Having been growing begonias
seriously for four years it never ceases to amaze me what versatile
plants they are. Beside the greenhouse show plants, I utilise
pendulas and semperflorens in the garden.
I do not use them in formal displays (too much work these days!)
but they certainly give stunning results used that way. I marvel at
Jeff Abbott’s garden at Mawdsley, Lancashire, feature in a recent
NBS Bulletin. Equally impressive I am told is the August Bank
Holiday Flower Carpet of begonias at Bury St Edmunds in Suffolk.
Anyone visiting Bath should wander into Victoria Park. Probably the
most spectacular display of bedding and pendula begonias in the
country. In my home town of Nailsea, North Somerset, the local
Horticultural Society has over recent years increasingly used
begonias, especially Dragons Wing semperflorens.
I use my garden begonias as spot colour in our cottage style

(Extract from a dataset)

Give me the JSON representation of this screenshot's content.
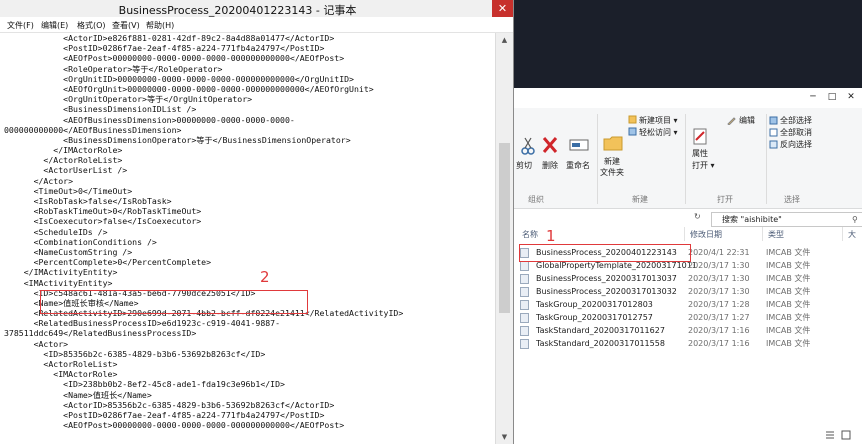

garden. I have troughs, baskets, half baskets on fences and in
particular pedestal baskets, that can be moved easily to brighten up

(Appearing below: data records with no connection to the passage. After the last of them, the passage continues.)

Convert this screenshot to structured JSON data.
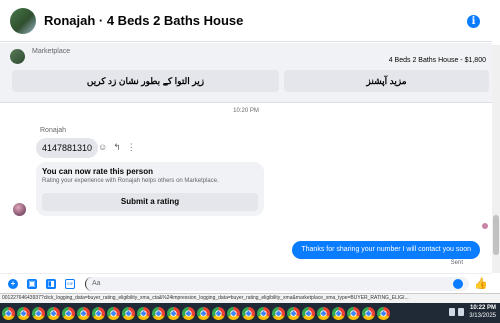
{
  "header": {
    "title": "Ronajah · 4 Beds 2 Baths House",
    "info_icon": "info-icon",
    "info_glyph": "i"
  },
  "marketplace": {
    "label": "Marketplace",
    "listing": "4 Beds 2 Baths House - $1,800",
    "left_button": "زیر التوا کے بطور نشان زد کریں",
    "right_button": "مزید آپشنز"
  },
  "chat": {
    "timestamp": "10:20 PM",
    "sender": "Ronajah",
    "received_message": "4147881310",
    "action_icons": [
      "emoji-icon",
      "reply-icon",
      "more-icon"
    ],
    "action_glyphs": [
      "☺",
      "↰",
      "⋮"
    ],
    "rate_card": {
      "heading": "You can now rate this person",
      "subtext": "Rating your experience with Ronajah helps others on Marketplace.",
      "button": "Submit a rating"
    },
    "sent_message": "Thanks for sharing your number I will contact you soon",
    "sent_status": "Sent"
  },
  "composer": {
    "placeholder": "Aa",
    "icons": [
      "plus-icon",
      "image-icon",
      "sticker-icon",
      "gif-icon"
    ],
    "glyphs": [
      "+",
      "▣",
      "◨",
      "GIF"
    ],
    "like_glyph": "👍"
  },
  "status_url": "00122764643937?click_logging_data=buyer_rating_eligibility_xma_cta&%24impression_logging_data=buyer_rating_eligibility_xma&marketplace_xma_type=BUYER_RATING_ELIGI...",
  "taskbar": {
    "time": "10:22 PM",
    "date": "3/13/2025",
    "app_count": 26
  },
  "colors": {
    "accent": "#0a7cff",
    "bubble_grey": "#e4e6eb",
    "taskbar": "#1f2a36"
  }
}
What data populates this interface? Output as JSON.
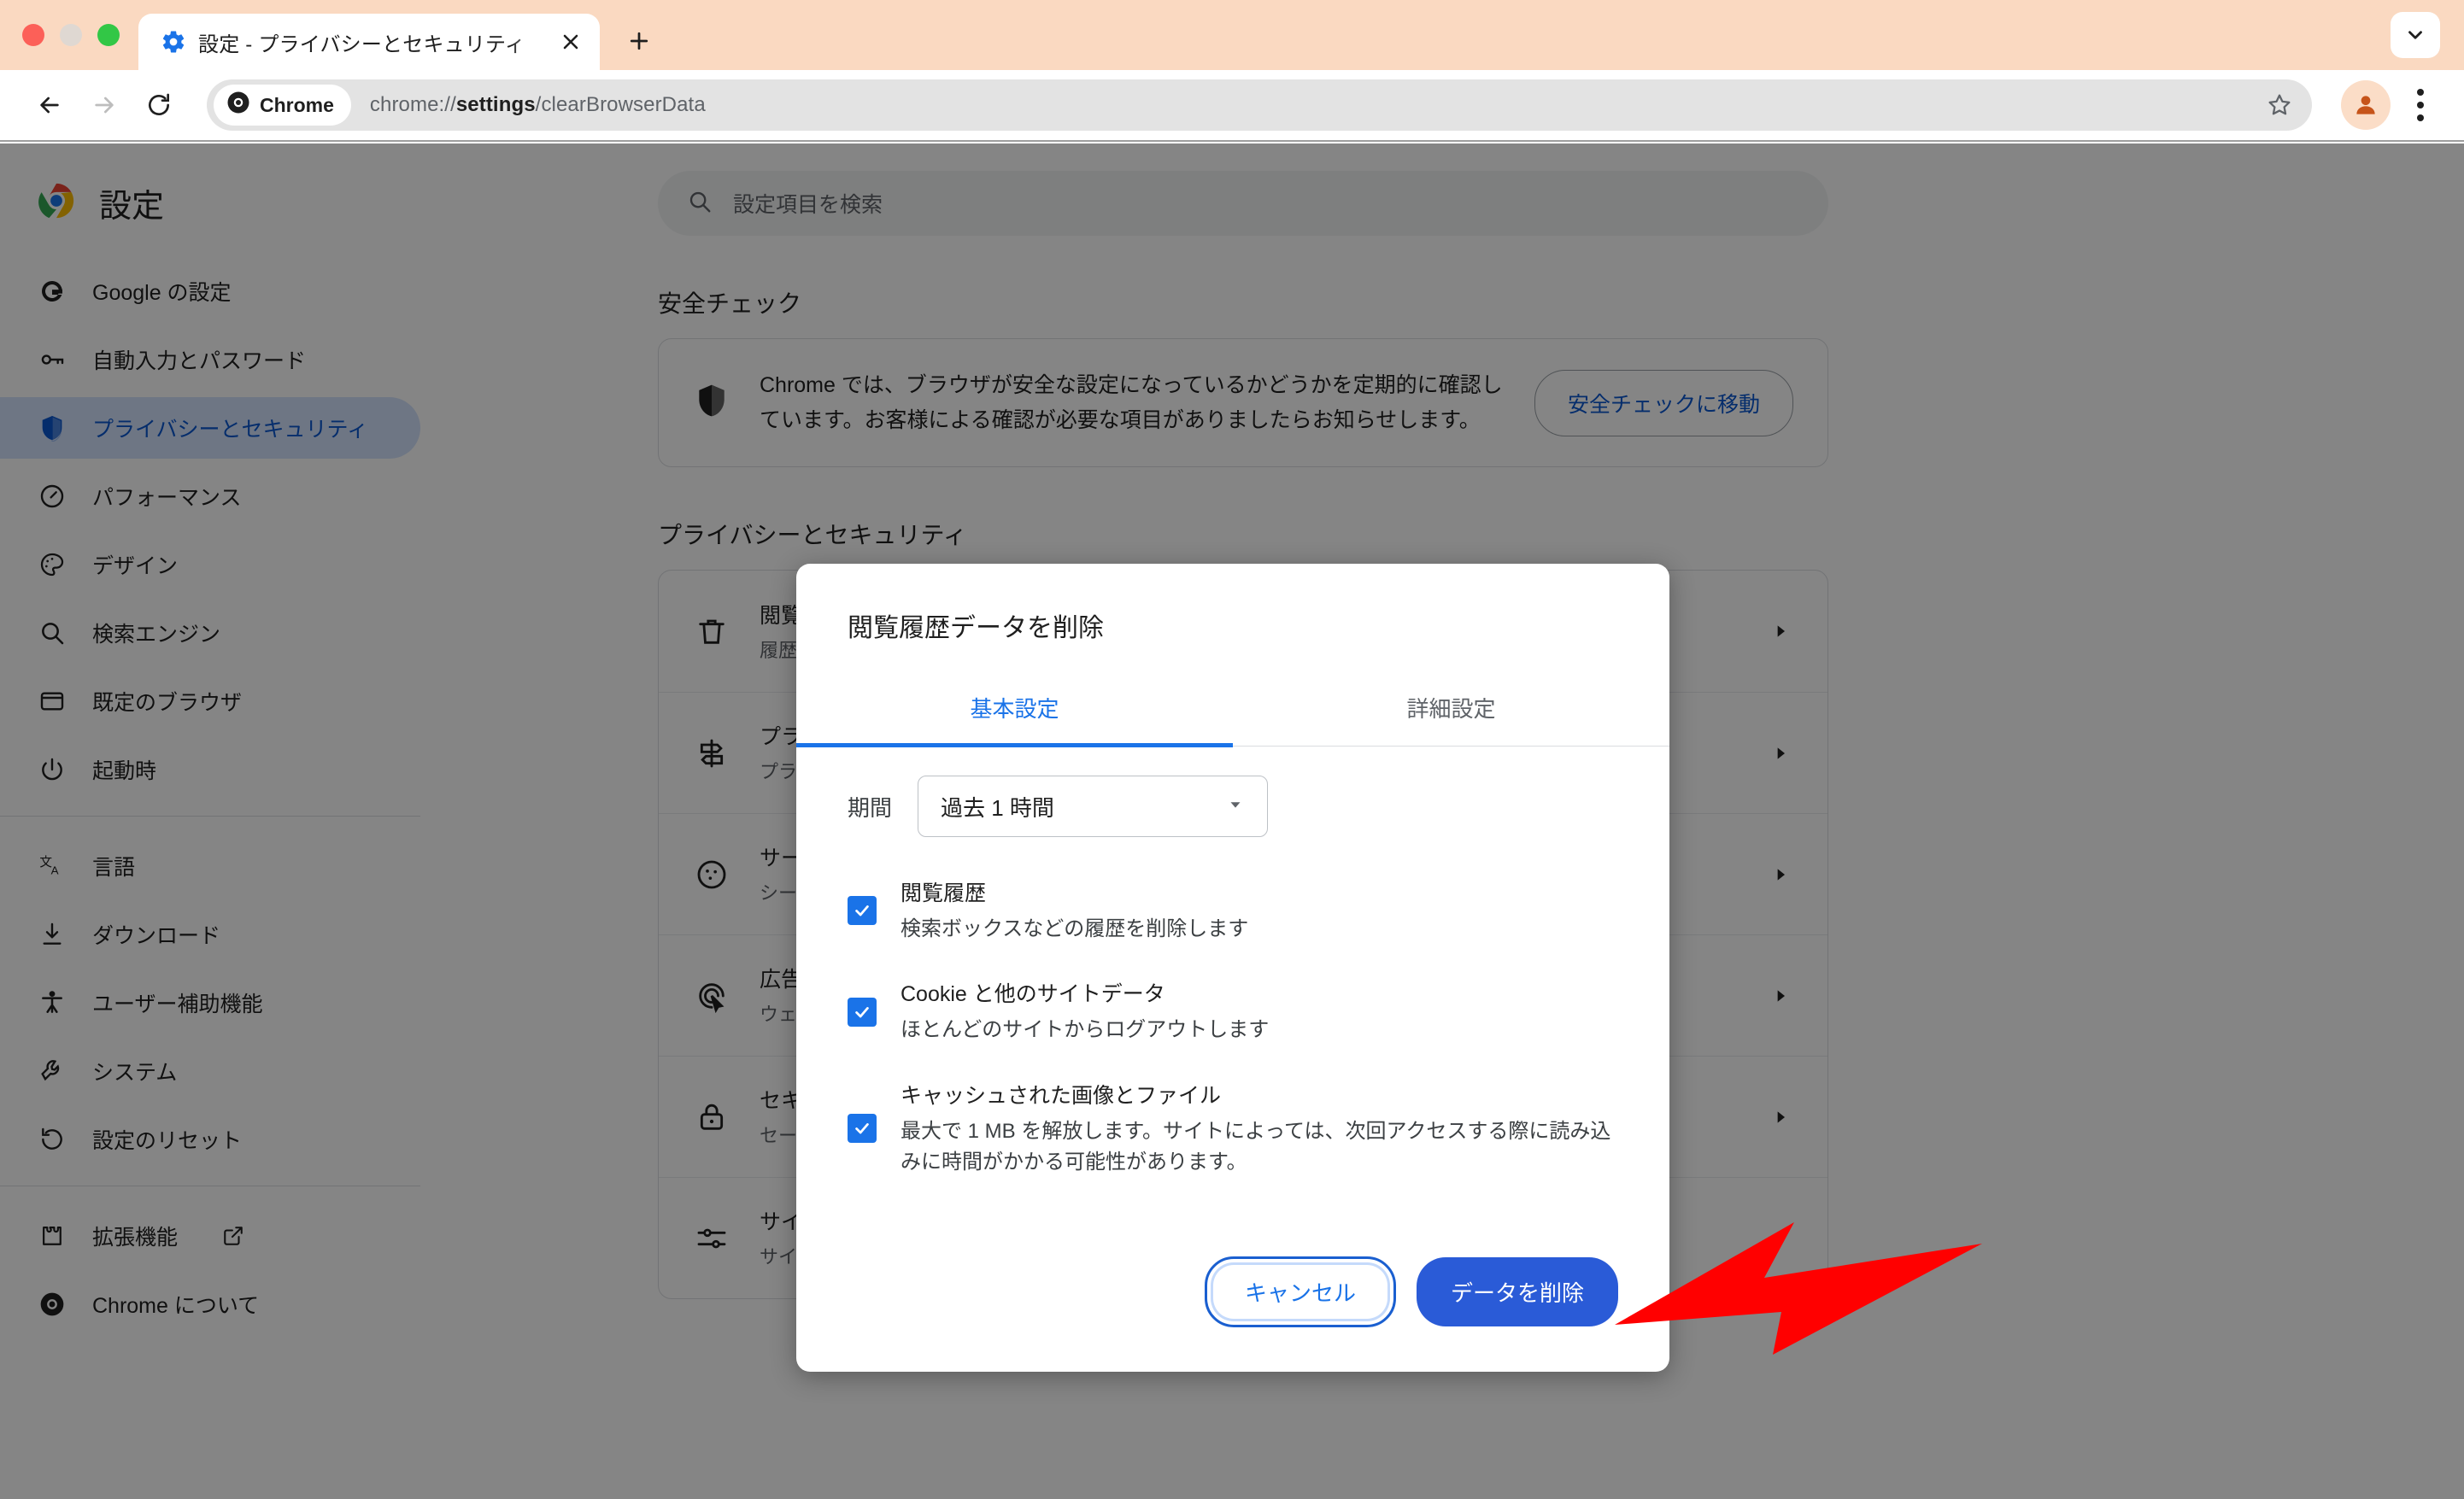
{
  "browser": {
    "tab": {
      "title": "設定 - プライバシーとセキュリティ",
      "favicon_icon": "gear-icon",
      "close_icon": "close-icon"
    },
    "new_tab_icon": "plus-icon",
    "tabstrip_chevron_icon": "chevron-down-icon",
    "back_icon": "arrow-left-icon",
    "forward_icon": "arrow-right-icon",
    "reload_icon": "reload-icon",
    "omnibox": {
      "chip_label": "Chrome",
      "chip_icon": "chrome-icon",
      "url_prefix": "chrome://",
      "url_bold": "settings",
      "url_suffix": "/clearBrowserData",
      "url_full": "chrome://settings/clearBrowserData",
      "star_icon": "star-icon"
    },
    "avatar_icon": "person-icon",
    "menu_icon": "kebab-menu-icon"
  },
  "sidebar": {
    "brand": {
      "label": "設定",
      "icon": "chrome-logo-icon"
    },
    "group1": [
      {
        "label": "Google の設定",
        "icon": "google-g-icon",
        "active": false
      },
      {
        "label": "自動入力とパスワード",
        "icon": "key-icon",
        "active": false
      },
      {
        "label": "プライバシーとセキュリティ",
        "icon": "shield-icon",
        "active": true
      },
      {
        "label": "パフォーマンス",
        "icon": "speedometer-icon",
        "active": false
      },
      {
        "label": "デザイン",
        "icon": "palette-icon",
        "active": false
      },
      {
        "label": "検索エンジン",
        "icon": "search-icon",
        "active": false
      },
      {
        "label": "既定のブラウザ",
        "icon": "window-icon",
        "active": false
      },
      {
        "label": "起動時",
        "icon": "power-icon",
        "active": false
      }
    ],
    "group2": [
      {
        "label": "言語",
        "icon": "translate-icon",
        "active": false
      },
      {
        "label": "ダウンロード",
        "icon": "download-icon",
        "active": false
      },
      {
        "label": "ユーザー補助機能",
        "icon": "accessibility-icon",
        "active": false
      },
      {
        "label": "システム",
        "icon": "wrench-icon",
        "active": false
      },
      {
        "label": "設定のリセット",
        "icon": "restore-icon",
        "active": false
      }
    ],
    "group3": [
      {
        "label": "拡張機能",
        "icon": "puzzle-icon",
        "external_icon": "open-in-new-icon",
        "active": false
      },
      {
        "label": "Chrome について",
        "icon": "chrome-icon",
        "active": false
      }
    ]
  },
  "main": {
    "search": {
      "placeholder": "設定項目を検索",
      "icon": "search-icon"
    },
    "safety_section_title": "安全チェック",
    "safety_card": {
      "icon": "shield-icon",
      "text": "Chrome では、ブラウザが安全な設定になっているかどうかを定期的に確認しています。お客様による確認が必要な項目がありましたらお知らせします。",
      "button_label": "安全チェックに移動"
    },
    "privacy_section_title": "プライバシーとセキュリティ",
    "privacy_rows": [
      {
        "icon": "trash-icon",
        "title": "閲覧履歴データを削除",
        "sub": "履歴、Cookie、キャッシュなどを削除します",
        "arrow_icon": "chevron-right-icon"
      },
      {
        "icon": "signpost-icon",
        "title": "プライバシー ガイド",
        "sub": "プライバシーとセキュリティに関する主な管理機能を確認",
        "arrow_icon": "chevron-right-icon"
      },
      {
        "icon": "cookie-icon",
        "title": "サードパーティ Cookie",
        "sub": "シークレット モードでサードパーティ Cookie がブロックされています",
        "arrow_icon": "chevron-right-icon"
      },
      {
        "icon": "ad-target-icon",
        "title": "広告プライバシー",
        "sub": "ウェブサイトが広告を表示するために使用する情報をカスタマイズします",
        "arrow_icon": "chevron-right-icon"
      },
      {
        "icon": "lock-icon",
        "title": "セキュリティ",
        "sub": "セーフ ブラウジング（危険なサイトからの保護）などのセキュリティ設定",
        "arrow_icon": "chevron-right-icon"
      },
      {
        "icon": "tune-icon",
        "title": "サイトの設定",
        "sub": "サイトが使用、表示できる情報（位置情報、カメラ、ポップアップなど）を制御します",
        "arrow_icon": "chevron-right-icon"
      }
    ]
  },
  "dialog": {
    "title": "閲覧履歴データを削除",
    "tabs": [
      {
        "label": "基本設定",
        "active": true
      },
      {
        "label": "詳細設定",
        "active": false
      }
    ],
    "period": {
      "label": "期間",
      "value": "過去 1 時間",
      "caret_icon": "chevron-down-icon"
    },
    "checkboxes": [
      {
        "checked": true,
        "check_icon": "check-icon",
        "title": "閲覧履歴",
        "sub": "検索ボックスなどの履歴を削除します"
      },
      {
        "checked": true,
        "check_icon": "check-icon",
        "title": "Cookie と他のサイトデータ",
        "sub": "ほとんどのサイトからログアウトします"
      },
      {
        "checked": true,
        "check_icon": "check-icon",
        "title": "キャッシュされた画像とファイル",
        "sub": "最大で 1 MB を解放します。サイトによっては、次回アクセスする際に読み込みに時間がかかる可能性があります。"
      }
    ],
    "cancel_label": "キャンセル",
    "delete_label": "データを削除"
  },
  "annotation": {
    "arrow_icon": "pointer-arrow-icon",
    "color": "#ff0000",
    "points_at": "データを削除"
  },
  "colors": {
    "tabstrip_bg": "#fad9c1",
    "accent_blue": "#1a73e8",
    "primary_button": "#2a5bd7",
    "active_nav_bg": "#d3e3fd",
    "active_nav_text": "#0b57d0",
    "scrim": "rgba(0,0,0,0.48)",
    "annotation_red": "#ff0000"
  }
}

any corner. The only downside in the South West is the problem with
vine weevil but I think I have cracked that difficulty this year.
What has amazed me also is the longevity of the plants. We do
have a milder climate in the South West but begonias outlive the
other bedding plants. When the evenings drew in the begonias take
on a rather surreal and illuminating sight when caught by the
This series of pictures were taken in October 2007. As I write this in
December, there is one sheltered trough of begonias that is still
giving a cheerful display, withstanding all the elements to date and
even one hard frost.
I hope these pictures
brighten your day until next year when it all starts again.